Although the new electronic ballot marking devices have a touchpad, they are still actually paper-based devices. They are not online devices, and they are not vulnerable to hacking, because they are not connected to the internet, WiFi, or bluetooth. Your results cannot be downloaded, because they are not saved by the machine. The only record of your choices appears on the paper ballot that your machine prints out. That same paper ballot is what will be used to tally your vote when the ballots are counted.

This year, you’ll be able to research and select your ballot choices in the comfort of your own home, then upload your choices at the polls using a Poll Pass on your smartphone or other mobile device. A Poll Pass is a scannable QR code that works like an airline boarding pass, which you can scan at the voting booth to upload your pre-filled ballot choices. You may either bring your Poll Pass to the polls on your smartphone, or print it.
To create your Poll Pass, simply fill out an Interactive Sample Ballot at, and either print it or download it to your mobile device. In the voting booth, you will still be able to make changes to any selections you upload via your Poll Pass, before finalizing and turning in your ballot.

You may also choose to skip going to a Vote Center by registering to Vote By Mail. You can Vote By Mail as a one-time option, or you can choose to do so permanently.
One-Time Vote By Mail Registration: If you’re a registered voter in LA County, apply online to Vote By Mail in the March 3, 2020 election here:
Permanent Vote By Mail Registration: If you’re already registered to vote in LA County, you can register online to be a permanent Vote By Mail voter. All you need to do is fill out a new voter registration form, and check the Permanent Vote By Mail box on the form. Access the form on this page by clicking the Register Now button:
This process also works for voters registering for the first time, who wish to have Permanent Vote By Mail status.
Currently registered voters may also switch to Permanent Vote By Mail status by completing the form on the back cover of their Official Sample Ballot booklet, or by downloading this Permanent Vote By Mail application, and returning it to the office of the LA County Registrar:

The LA County Registrar-Recorder/County Clerk has prepared a print-friendly FAQ to help answer your questions or your stakeholders’ questions about LA’s new voting experience.
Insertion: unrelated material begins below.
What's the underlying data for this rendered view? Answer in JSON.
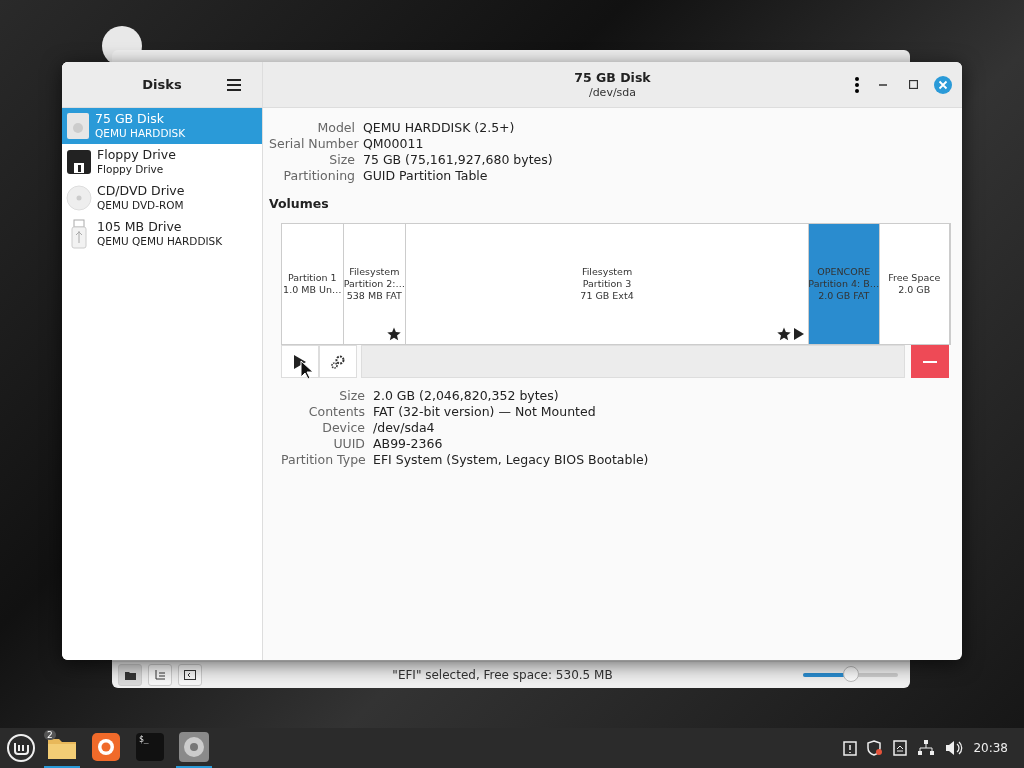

Read and download the PDF here:

In 2020, Los Angeles County will transition from polling places to vote centers. This new model will allow voters to cast a ballot at any vote center location in the County over an 11-day period. The Vote Center Placement Project’s (VCPP) core mission is to identify and place accessible and convenient vote center locations throughout Los Angeles County. You can test this new vote center model.

The March 3 election is right around the corner — and voting is going to be very different from what you’re used to. The city does not determine these rules or manage our elections.

The Los Angeles County Registrar of Voters, which runs our elections, is instituting new voting machines, and new voting locations.


The LA County Registrar has done away with voting on a single day in a neighborhood polling place with a paper ballot. Under the new system, you can vote over an 11-day period on touch screens at regional voting centers (see where the voting centers will be located here). While the new system is supposed to make voting faster, easier and more convenient, some people will no doubt find it unfamiliar or confusing.

And there is a website with further details here:

No comments

leave a comment